I used rotary cutter to cut the pieces out. Be careful. They are sharp.
The neckline of the top is meant to be finished with bias binding. I thought it would be a nightmare to try and bind with lace fabric so I cut a strip of really lightweight black jersey as I didn't want anything too heavy or anything too eye-catching to take away from the pattern in the lace. Once I'd got the neckline shape by attaching front to back at shoulder seams I thought black binding would look too heavy right the way around the neckline. Instead I opted to turn under about 1cm around the neck.
Next steps are pretty simple- Sew the centre front seam making sure the V of the neck lines up really precisely. My handy tip for sewing lace- I took 1 layer of toilet tissue and stitched all the seams with this underneath. This gives your stitching line something to lock to when you go over holy bits of lace. Then when you're done you can just tear it off! Despite my aversion to little bits of tissue (aghhhh, weird phobia number one), I sucked it up. Much better than getting all your threads knotted I think!
Side seams next, which I overlocked (no need for tearing tissue here thankfully), then you have to attach front skirt to back skirt at side seams, then sew together the whole lot at the waist.

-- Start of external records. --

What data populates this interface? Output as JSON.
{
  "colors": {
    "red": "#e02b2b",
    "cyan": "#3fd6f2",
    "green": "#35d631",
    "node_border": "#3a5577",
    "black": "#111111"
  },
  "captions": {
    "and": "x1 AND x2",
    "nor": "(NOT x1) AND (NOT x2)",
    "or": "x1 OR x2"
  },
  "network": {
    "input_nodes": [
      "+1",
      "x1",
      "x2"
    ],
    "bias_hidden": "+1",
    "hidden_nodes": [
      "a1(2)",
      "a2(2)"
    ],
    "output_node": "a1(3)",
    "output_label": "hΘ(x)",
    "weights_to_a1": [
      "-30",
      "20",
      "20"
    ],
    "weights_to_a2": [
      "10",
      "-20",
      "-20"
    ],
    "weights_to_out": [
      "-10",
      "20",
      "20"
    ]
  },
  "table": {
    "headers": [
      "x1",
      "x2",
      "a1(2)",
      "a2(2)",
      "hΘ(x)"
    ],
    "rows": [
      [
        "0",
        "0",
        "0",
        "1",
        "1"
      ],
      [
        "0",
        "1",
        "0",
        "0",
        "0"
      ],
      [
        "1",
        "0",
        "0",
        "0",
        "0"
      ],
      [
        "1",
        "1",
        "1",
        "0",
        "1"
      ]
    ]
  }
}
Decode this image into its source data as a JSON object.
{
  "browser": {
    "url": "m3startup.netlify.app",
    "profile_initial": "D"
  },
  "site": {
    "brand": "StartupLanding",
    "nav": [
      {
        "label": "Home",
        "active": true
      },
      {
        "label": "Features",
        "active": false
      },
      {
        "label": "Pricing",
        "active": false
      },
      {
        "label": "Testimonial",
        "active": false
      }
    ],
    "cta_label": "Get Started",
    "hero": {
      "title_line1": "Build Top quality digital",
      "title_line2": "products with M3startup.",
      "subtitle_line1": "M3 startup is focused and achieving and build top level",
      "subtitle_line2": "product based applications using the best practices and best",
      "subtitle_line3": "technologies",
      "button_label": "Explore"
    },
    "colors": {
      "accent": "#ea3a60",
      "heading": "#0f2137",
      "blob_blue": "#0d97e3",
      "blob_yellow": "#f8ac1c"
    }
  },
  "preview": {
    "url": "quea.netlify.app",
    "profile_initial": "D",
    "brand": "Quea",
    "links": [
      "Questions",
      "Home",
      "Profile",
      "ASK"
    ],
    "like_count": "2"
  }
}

To make the channel for the drawstring you just have to stitch a line 3cm from the wasitline seam you just put in, then thread your drawstring through! Oh before this you will probably want to make some holes either with an eyelet putter-inner or the button hole function on your machine. I wasn't being lazy- but I was a bit nervous to do either with such delicate fabric so errr, I just poked my drawstring through holes in the lace. But don't tell anyone! For the drawstring I used my piece of bias binding that I didn't turn into a neckline! So it wasn't a waste of time!
Excited, I tried on. The neckline was really wide and there was too much fabric in the sides! Then as I mentioned when I made my Zohra, I remembered that billowy sleeves seem to suit other people much better then they suit me! To save it I knew the number one thing I needed to do was take some out of the side seams. Sadly this meant I would have to unpick the drawstring channel. I managed to avoid having to unpick any overlocking. I took out about 5cm in total from each side. This time I tried on BEFORE committing my waist seam and it looked much better. The neckline is still very gapey, but I get that's kind of a cute feature on a beach cover-up. I had to remind myself this pattern wasn't necessarily designed for spookily lurking round stone circles mid-autumn! If I wear the kaftan a little off the shoulder the drawstring sits quite nicely below my boobs and a little lower on my back.
Happier with the fit, I topstiched where the channel meets the top which makes for a super lovely professional looking finish.
I faffed about with the idea of making the sleeves a little narrower from the over-arm seam, but it didn't quite seem worth it. I took off 10cm from the bottom so it's more of a top than a tunic. I did a really simple hem on both the bottom and the sleeves. Then it was about done!
The pattern is really easy to follow. I would advise anyone making it to cut a couple of sizes smaller than their actual size- I'm guessing I ended up with a size 4 after taking so much out!! I terms of practicality, I'm not too sure when I'm going to get chance to wear it seeing as it doesn't look like anyone's going to be taking me on a spooky beach holiday anytime soon! I reckon I'll get a bit of gig wear out of it though. If I make another I think I'd quite like to add some embellishments around the neckline and maybe use some fancy topstitching thread.
Currently listening to: Halloween Head, Ryan Adams
Location: Nine Ladies Stone Circle, Derbyshire